▶ _What you need to do_: Using the records provided below, locate and copy each line that contains the word "views".

Dataset rows for apps and sites

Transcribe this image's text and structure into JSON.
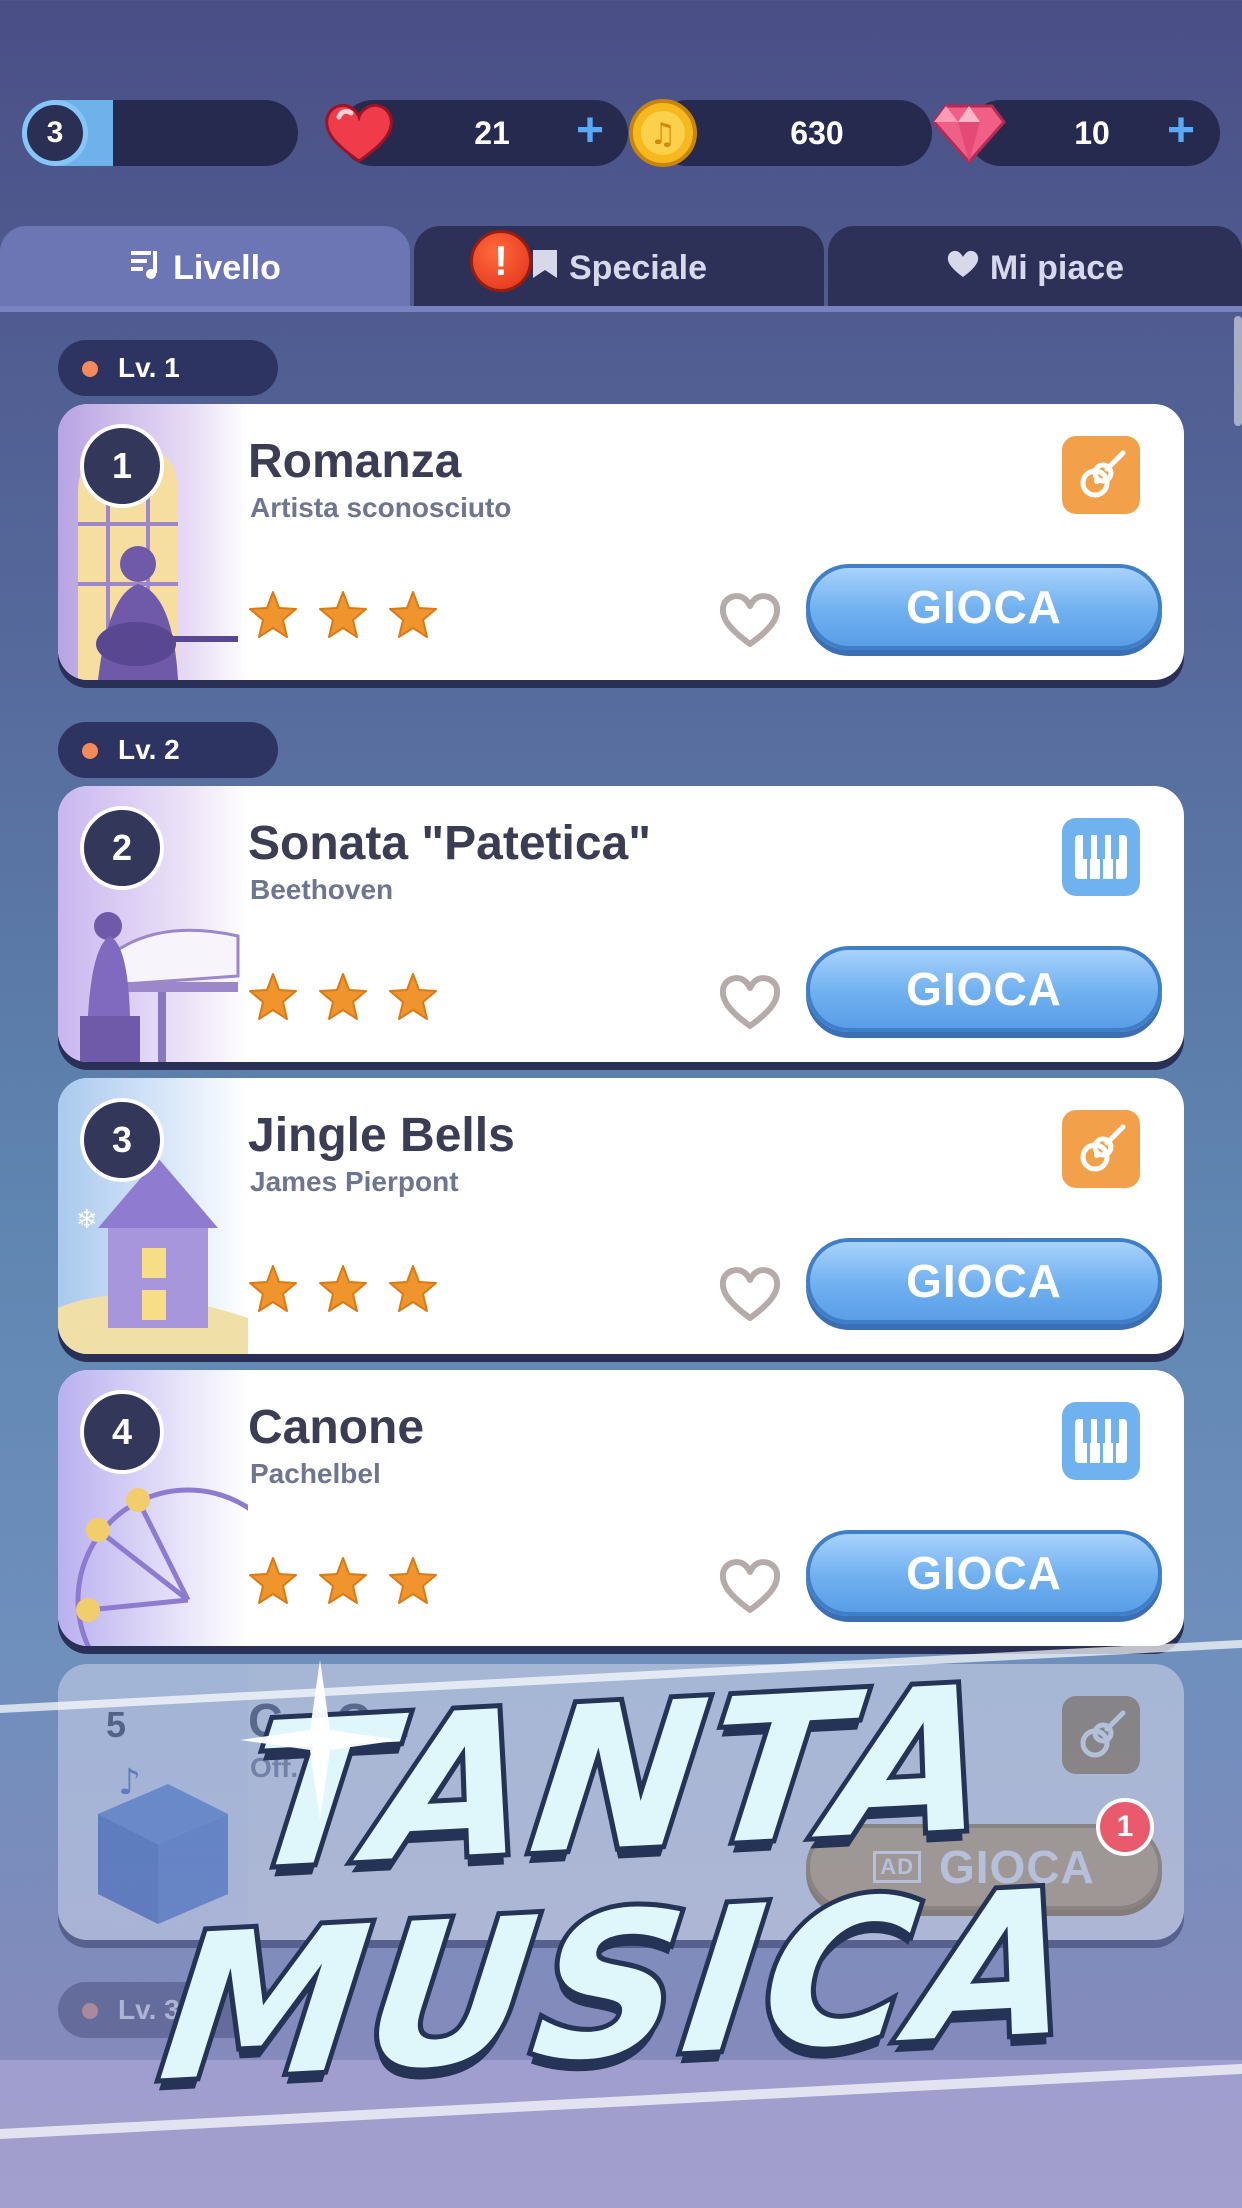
{
  "topbar": {
    "player_level": "3",
    "level_progress": 0.33,
    "lives": "21",
    "coins": "630",
    "gems": "10",
    "plus_symbol": "+"
  },
  "tabs": [
    {
      "label": "Livello",
      "icon": "music-list-icon",
      "active": true
    },
    {
      "label": "Speciale",
      "icon": "bookmark-icon",
      "alert": "!"
    },
    {
      "label": "Mi piace",
      "icon": "heart-icon"
    }
  ],
  "levels": [
    {
      "label": "Lv. 1"
    },
    {
      "label": "Lv. 2"
    },
    {
      "label": "Lv. 3"
    }
  ],
  "songs": [
    {
      "number": "1",
      "title": "Romanza",
      "artist": "Artista sconosciuto",
      "stars": 3,
      "instrument": "guitar-icon",
      "play_label": "GIOCA"
    },
    {
      "number": "2",
      "title": "Sonata \"Patetica\"",
      "artist": "Beethoven",
      "stars": 3,
      "instrument": "piano-icon",
      "play_label": "GIOCA"
    },
    {
      "number": "3",
      "title": "Jingle Bells",
      "artist": "James Pierpont",
      "stars": 3,
      "instrument": "guitar-icon",
      "play_label": "GIOCA"
    },
    {
      "number": "4",
      "title": "Canone",
      "artist": "Pachelbel",
      "stars": 3,
      "instrument": "piano-icon",
      "play_label": "GIOCA"
    },
    {
      "number": "5",
      "title": "C... C...",
      "artist": "Off...",
      "stars": 0,
      "instrument": "guitar-icon",
      "play_label": "GIOCA",
      "ad_label": "AD",
      "badge": "1"
    }
  ],
  "banner": {
    "line1": "TANTA",
    "line2": "MUSICA"
  },
  "colors": {
    "accent": "#6fb0f0",
    "star": "#f0952e",
    "background": "#566a9c"
  }
}
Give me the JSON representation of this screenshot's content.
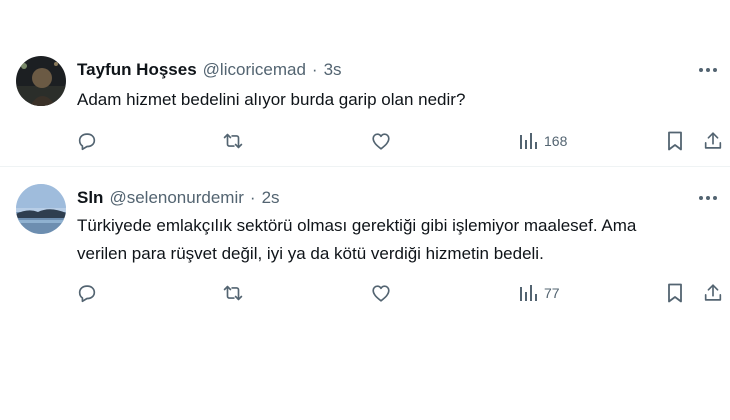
{
  "tweets": [
    {
      "display_name": "Tayfun Hoşses",
      "handle": "@licoricemad",
      "separator": "·",
      "time": "3s",
      "lines": [
        "Adam hizmet bedelini alıyor burda garip olan nedir?"
      ],
      "views": "168"
    },
    {
      "display_name": "Sln",
      "handle": "@selenonurdemir",
      "separator": "·",
      "time": "2s",
      "lines": [
        "Türkiyede emlakçılık sektörü olması gerektiği gibi işlemiyor maalesef. Ama",
        "verilen para rüşvet değil, iyi ya da kötü verdiği hizmetin bedeli."
      ],
      "views": "77"
    }
  ],
  "icons": {
    "reply": "reply-icon",
    "retweet": "retweet-icon",
    "like": "heart-icon",
    "views": "views-chart-icon",
    "bookmark": "bookmark-icon",
    "share": "share-icon",
    "more": "more-dots-icon"
  },
  "colors": {
    "text_primary": "#0f1419",
    "text_secondary": "#536471",
    "divider": "#eff3f4"
  }
}
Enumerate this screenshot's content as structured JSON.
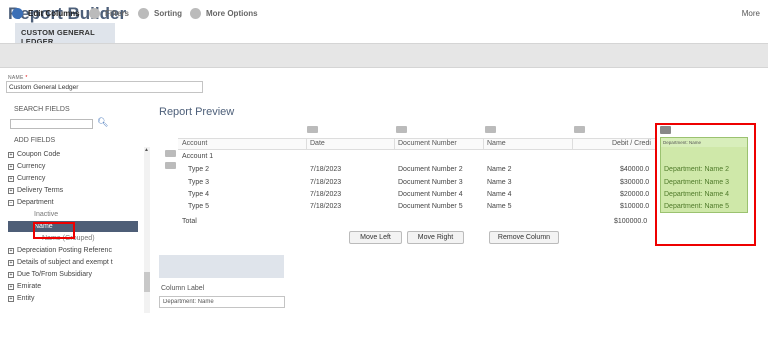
{
  "header": {
    "title": "Report Builder",
    "more": "More",
    "subtitle": "CUSTOM GENERAL LEDGER"
  },
  "tabs": [
    {
      "label": "Edit Columns",
      "active": true
    },
    {
      "label": "Filters",
      "active": false
    },
    {
      "label": "Sorting",
      "active": false
    },
    {
      "label": "More Options",
      "active": false
    }
  ],
  "name_field": {
    "label": "NAME",
    "required_mark": "*",
    "value": "Custom General Ledger"
  },
  "left_panel": {
    "search_label": "SEARCH FIELDS",
    "search_icon": "search-icon",
    "add_label": "ADD FIELDS",
    "fields": [
      "Coupon Code",
      "Currency",
      "Currency",
      "Delivery Terms",
      "Department",
      "Inactive",
      "Name",
      "Name (Grouped)",
      "Depreciation Posting Referenc",
      "Details of subject and exempt t",
      "Due To/From Subsidiary",
      "Emirate",
      "Entity"
    ]
  },
  "preview": {
    "title": "Report Preview",
    "columns": [
      "Account",
      "Date",
      "Document Number",
      "Name",
      "Debit / Credi"
    ],
    "group_row": "Account 1",
    "rows": [
      [
        "Type 2",
        "7/18/2023",
        "Document Number 2",
        "Name 2",
        "$40000.0"
      ],
      [
        "Type 3",
        "7/18/2023",
        "Document Number 3",
        "Name 3",
        "$30000.0"
      ],
      [
        "Type 4",
        "7/18/2023",
        "Document Number 4",
        "Name 4",
        "$20000.0"
      ],
      [
        "Type 5",
        "7/18/2023",
        "Document Number 5",
        "Name 5",
        "$10000.0"
      ]
    ],
    "total_label": "Total",
    "total_value": "$100000.0",
    "new_column": {
      "header": "Department: Name",
      "cells": [
        "Department: Name 2",
        "Department: Name 3",
        "Department: Name 4",
        "Department: Name 5"
      ]
    },
    "buttons": {
      "move_left": "Move Left",
      "move_right": "Move Right",
      "remove_column": "Remove Column"
    }
  },
  "column_label": {
    "label": "Column Label",
    "value": "Department: Name"
  }
}
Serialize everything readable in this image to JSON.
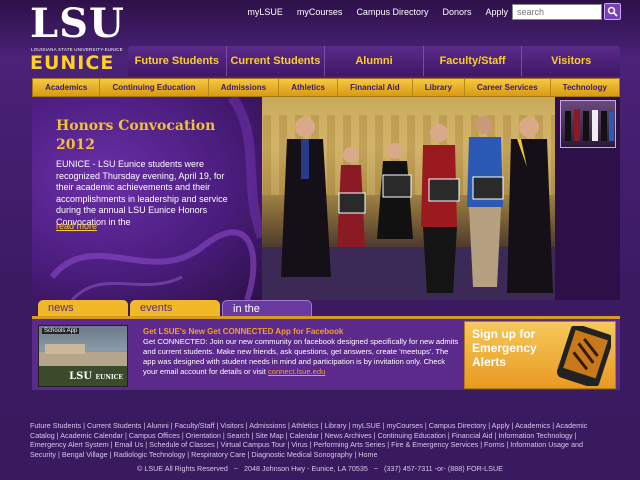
{
  "logo": {
    "main": "LSU",
    "tagline": "LOUISIANA STATE UNIVERSITY-EUNICE",
    "secondary": "EUNICE"
  },
  "utility_links": [
    "myLSUE",
    "myCourses",
    "Campus Directory",
    "Donors",
    "Apply"
  ],
  "search": {
    "placeholder": "search"
  },
  "main_nav": [
    "Future Students",
    "Current Students",
    "Alumni",
    "Faculty/Staff",
    "Visitors"
  ],
  "sub_nav": [
    "Academics",
    "Continuing Education",
    "Admissions",
    "Athletics",
    "Financial Aid",
    "Library",
    "Career Services",
    "Technology"
  ],
  "hero": {
    "title": "Honors Convocation 2012",
    "body": "EUNICE - LSU Eunice students were recognized Thursday evening, April 19, for their academic achievements and their accomplishments in leadership and service during the annual LSU Eunice Honors Convocation in the",
    "read_more": "read more"
  },
  "tabs": [
    "news",
    "events",
    "in the spotlight"
  ],
  "feature": {
    "image_label": "Schools App",
    "image_logo": "LSU",
    "image_logo_sub": "EUNICE",
    "title": "Get LSUE's New Get CONNECTED App for Facebook",
    "body": "Get CONNECTED: Join our new community on facebook designed specifically for new admits and current students. Make new friends, ask questions, get answers, create 'meetups'. The app was designed with student needs in mind and participation is by invitation only. Check your email account for details or visit ",
    "link": "connect.lsue.edu",
    "alerts_text": "Sign up for Emergency Alerts"
  },
  "footer": {
    "links": "Future Students | Current Students | Alumni | Faculty/Staff | Visitors | Admissions | Athletics | Library | myLSUE | myCourses | Campus Directory | Apply | Academics | Academic Catalog | Academic Calendar | Campus Offices | Orientation | Search | Site Map | Calendar | News Archives | Continuing Education | Financial Aid | Information Technology | Emergency Alert System | Email Us | Schedule of Classes | Virtual Campus Tour | Virus | Performing Arts Series | Fire & Emergency Services | Forms | Information Usage and Security | Bengal Village | Radiologic Technology | Respiratory Care | Diagnostic Medical Sonography | Home",
    "copyright": "© LSUE All Rights Reserved   ~   2048 Johnson Hwy - Eunice, LA 70535   ~   (337) 457-7311 -or- (888) FOR-LSUE"
  },
  "colors": {
    "purple": "#3a1a5e",
    "gold": "#fdd023",
    "accent_orange": "#f1a02a"
  }
}
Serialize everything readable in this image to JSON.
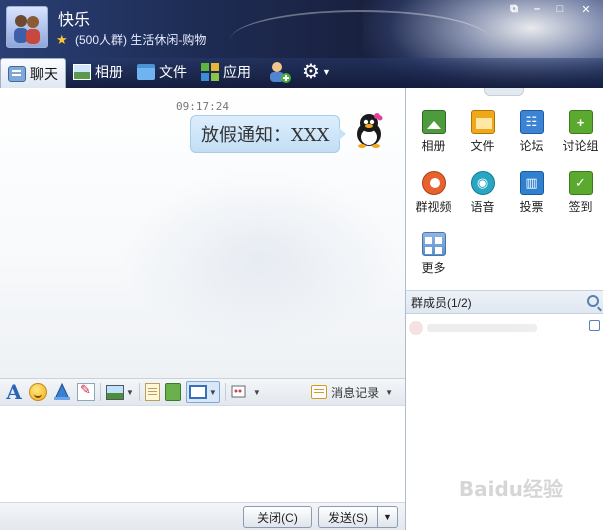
{
  "header": {
    "group_name": "快乐",
    "group_desc": "(500人群) 生活休闲-购物",
    "window_controls": [
      "restore",
      "minimize",
      "maximize",
      "close"
    ]
  },
  "tabs": [
    {
      "label": "聊天",
      "icon": "chat-icon",
      "active": true
    },
    {
      "label": "相册",
      "icon": "photo-icon",
      "active": false
    },
    {
      "label": "文件",
      "icon": "folder-icon",
      "active": false
    },
    {
      "label": "应用",
      "icon": "apps-icon",
      "active": false
    }
  ],
  "chat": {
    "timestamp": "09:17:24",
    "message": "放假通知：XXX"
  },
  "toolbar": {
    "font_label": "A",
    "history_label": "消息记录"
  },
  "footer": {
    "close_label": "关闭(C)",
    "send_label": "发送(S)"
  },
  "apps": [
    {
      "label": "相册",
      "icon": "album-icon",
      "color": "#4d9b3c"
    },
    {
      "label": "文件",
      "icon": "file-icon",
      "color": "#f0a81b"
    },
    {
      "label": "论坛",
      "icon": "forum-icon",
      "color": "#3b84d4"
    },
    {
      "label": "讨论组",
      "icon": "discussion-icon",
      "color": "#5ba92f"
    },
    {
      "label": "群视频",
      "icon": "group-video-icon",
      "color": "#e7622e"
    },
    {
      "label": "语音",
      "icon": "voice-icon",
      "color": "#28a6c4"
    },
    {
      "label": "投票",
      "icon": "vote-icon",
      "color": "#2f80cf"
    },
    {
      "label": "签到",
      "icon": "checkin-icon",
      "color": "#5ba92f"
    },
    {
      "label": "更多",
      "icon": "more-icon",
      "color": "#5d8fcc"
    }
  ],
  "members": {
    "header": "群成员(1/2)"
  },
  "watermark": "Baidu经验"
}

▶ _Exercise solution_:
      "views": "168"
      "views": "77"
    "views": "views-chart-icon",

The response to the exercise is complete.